So, I made this for me really. I secretly relived my past life as I stirred in each ingredient, a little smile on my face. My children would not recognise this version of their mum.
I also cooked a roast beef, roast potatoes and green beans. I figured this will be a side dish for them and the main meal for me as I don’t eat much meat.
I’ve got a favourite ingredient:
I bought a couple of jars of this last year when on holiday. They ran out recently but I was able to get on line and order some more.
I like the idea of the rose petals! A touch of the exotic!
I’ve been adding it to soups, cous cous and using it as a marinade for chicken too. I didn’t have any basil to add to my ratatouille so thought this would give it a bit of a lift!
First Sunday morning of the holidays. Two weeks lie ahead of us. There’s time to make a nice breakfast. We’ve always loved crêpes. The pikelet is much heavier than it’s French cousin and leaves you feeling sluggish and heavy. We prefer these.
I try, in vain,to make my children pronounce “crêpes” properly, rather than the unusual Australian way of saying it.
I set the breakfast table with little bowls of lemon and sugar, pure butter, pure maple syrup, the berry mix and some creamy vanilla yoghurt.
I set my coffee maker on the stove.
My son was diagnosed with Type 1 diabetes when he turned thirteen and he became a teenager in hospital. He desperately wanted his usual birthday breakfast of crêpes, maple syrup and strawberries. I asked the nurses if they would let me bring him his breakfast. I was only mastering the basics of courting carbs so I headed to the supermarket looking for ‘authentic’ crêpes. I found a packet, some strawberries and some ‘diet’ maple syrup. The resulting breakfast was pitiful. I have photographs of my brave boy valiantly pretending that it tasted nice.
A year and a half has passed since then and I’m proud to say the crêpe situation is under control.
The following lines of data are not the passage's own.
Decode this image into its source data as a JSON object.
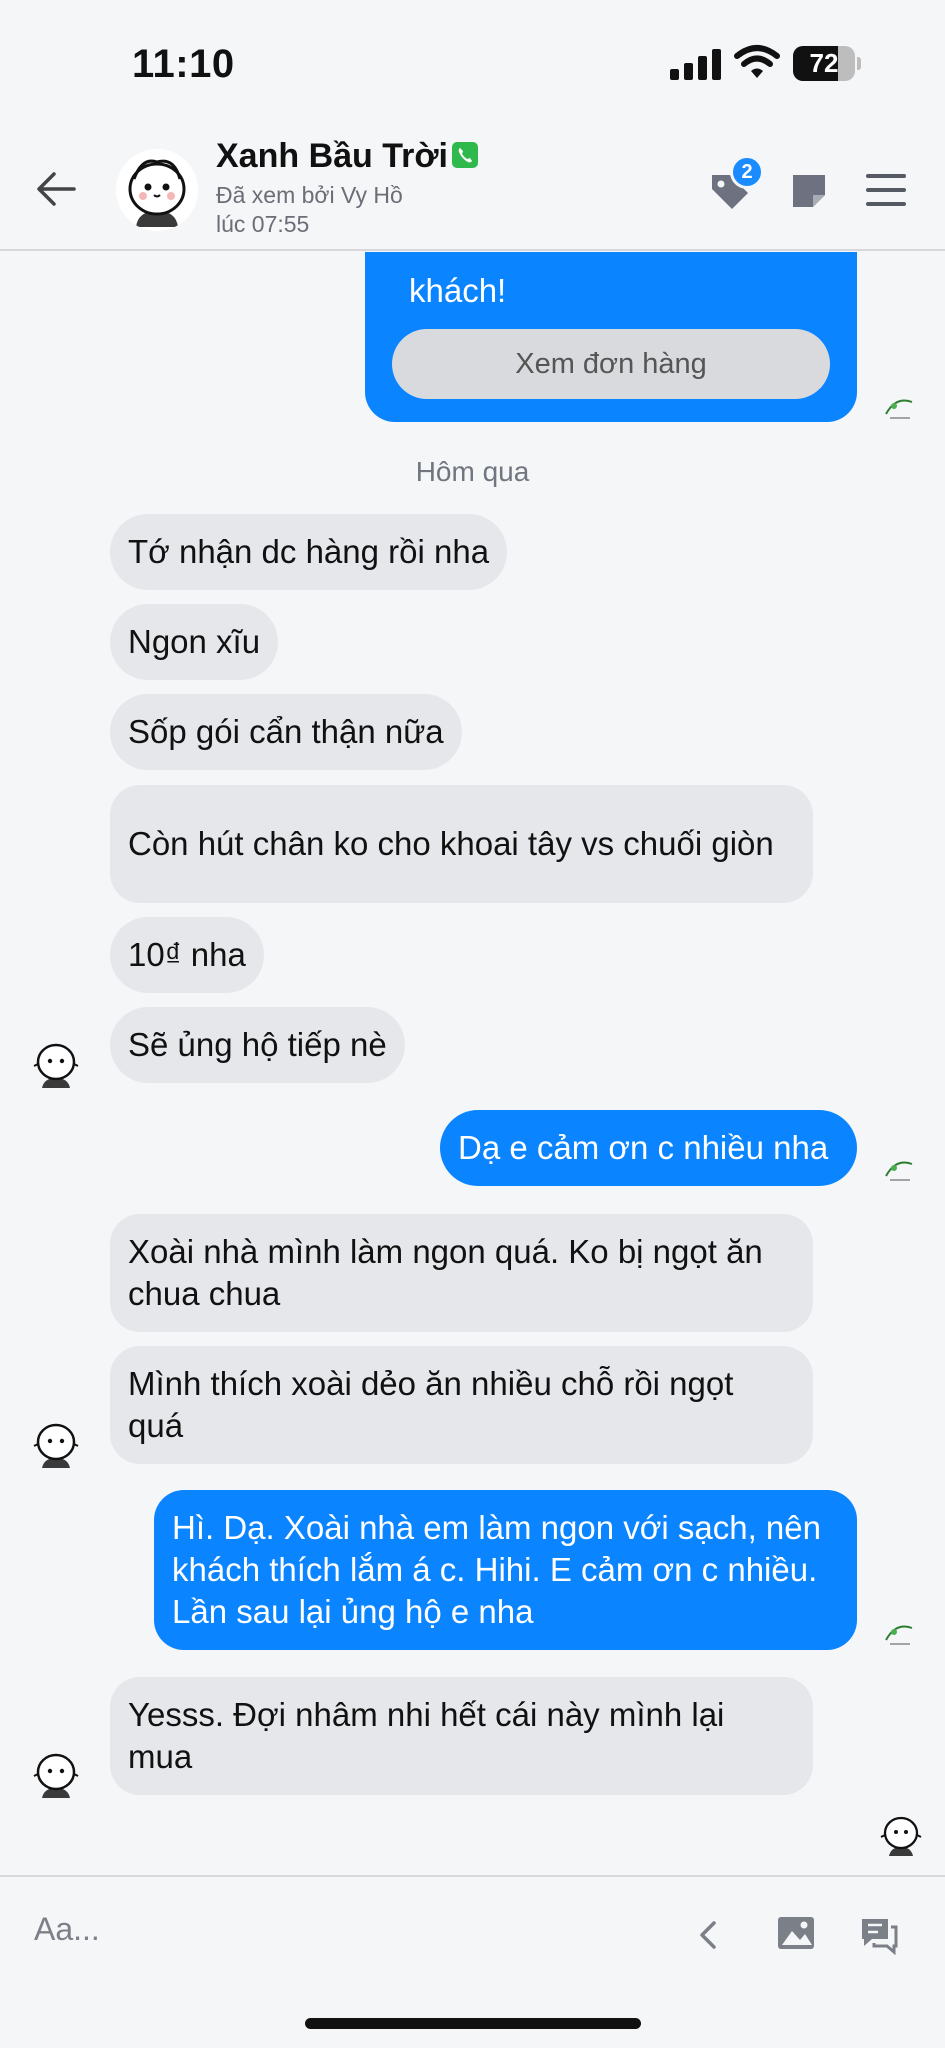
{
  "status_bar": {
    "time": "11:10",
    "battery": "72",
    "battery_level": 0.72
  },
  "header": {
    "contact_name": "Xanh Bầu Trời",
    "seen_line1": "Đã xem bởi Vy Hồ",
    "seen_line2": "lúc 07:55",
    "tag_badge_count": "2",
    "icons": [
      "back-arrow-icon",
      "phone-icon",
      "tag-icon",
      "note-icon",
      "menu-icon"
    ]
  },
  "conversation": {
    "top_partial_message": "khách!",
    "order_button": "Xem đơn hàng",
    "date_separator": "Hôm qua",
    "messages": [
      {
        "from": "them",
        "text": "Tớ nhận dc hàng rồi nha"
      },
      {
        "from": "them",
        "text": "Ngon xĩu"
      },
      {
        "from": "them",
        "text": "Sốp gói cẩn thận nữa"
      },
      {
        "from": "them",
        "text": "Còn hút chân ko cho khoai tây vs chuối giòn"
      },
      {
        "from": "them",
        "text": "10₫ nha"
      },
      {
        "from": "them",
        "text": "Sẽ ủng hộ tiếp nè"
      },
      {
        "from": "me",
        "text": "Dạ e cảm ơn c nhiều nha"
      },
      {
        "from": "them",
        "text": "Xoài nhà mình làm ngon quá. Ko bị ngọt ăn chua chua"
      },
      {
        "from": "them",
        "text": "Mình thích xoài dẻo ăn nhiều chỗ rồi ngọt quá"
      },
      {
        "from": "me",
        "text": "Hì. Dạ. Xoài nhà em làm ngon với sạch, nên khách thích lắm á c. Hihi. E cảm ơn c nhiều. Lần sau lại ủng hộ e nha"
      },
      {
        "from": "them",
        "text": "Yesss. Đợi nhâm nhi hết cái này mình lại mua"
      }
    ]
  },
  "composer": {
    "placeholder": "Aa...",
    "icons": [
      "chevron-left-icon",
      "image-icon",
      "quick-reply-icon"
    ]
  }
}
I make a double batch of this recipe and on the rare occasion that there are leftovers, they can be frozen with a layer of baking paper in between each one. I love it that they can be made in a food processor. A French mum would possibly be horrified by this. There are no lumpy bits so, désolée Madame, the food processor it is! Like any crêpe mix, it’s better if you can make it and leave it for a while. This never happens chez moi! Once the smell of melted butter hits the pan, it’s game on! It’s quick and easy but don’t turn your back on the pan.
I love the lace like patterns that appear, the tiny bubbles which grow then burst, leaving a web of little holes.
We had an extra boy who stayed for a sleepover. He was pretty happy with his breakfast. I have a little shot glass which I find great for measuring out the pure maple syrup for my son with Type 1. It takes ten seconds to do and helps keep his BGL in line (well, as much as we can ever predict that!). He did raise an eyebrow when I handed my son his little shot glass of maple syrup.
Baking time again! Time to stock up the fridge for the days ahead.
Bliss Balls with an ever changing recipe. I make 40 every couple of weeks and have managed to get the carb count to about 8g per ball. These are great for everyone in the family.
I type up most of my recipes and put them in Google Docs. This means I can access them from anywhere. It also means I can share them with my friends.
This recipe is ever changing. My friends laugh as every time they go to access my Google Docs, the recipe has changed. I’m pushing up the protein content at the moment so I’ve added the chia seeds. I’ve used dried strawberries too and that was delicious. One of my boys thinks he doen’t like walnuts but they’re so healthy! I grind them up until they bear no ressemblance to their former shape. He reminds me often not to put walnuts in. I nod and say nothing!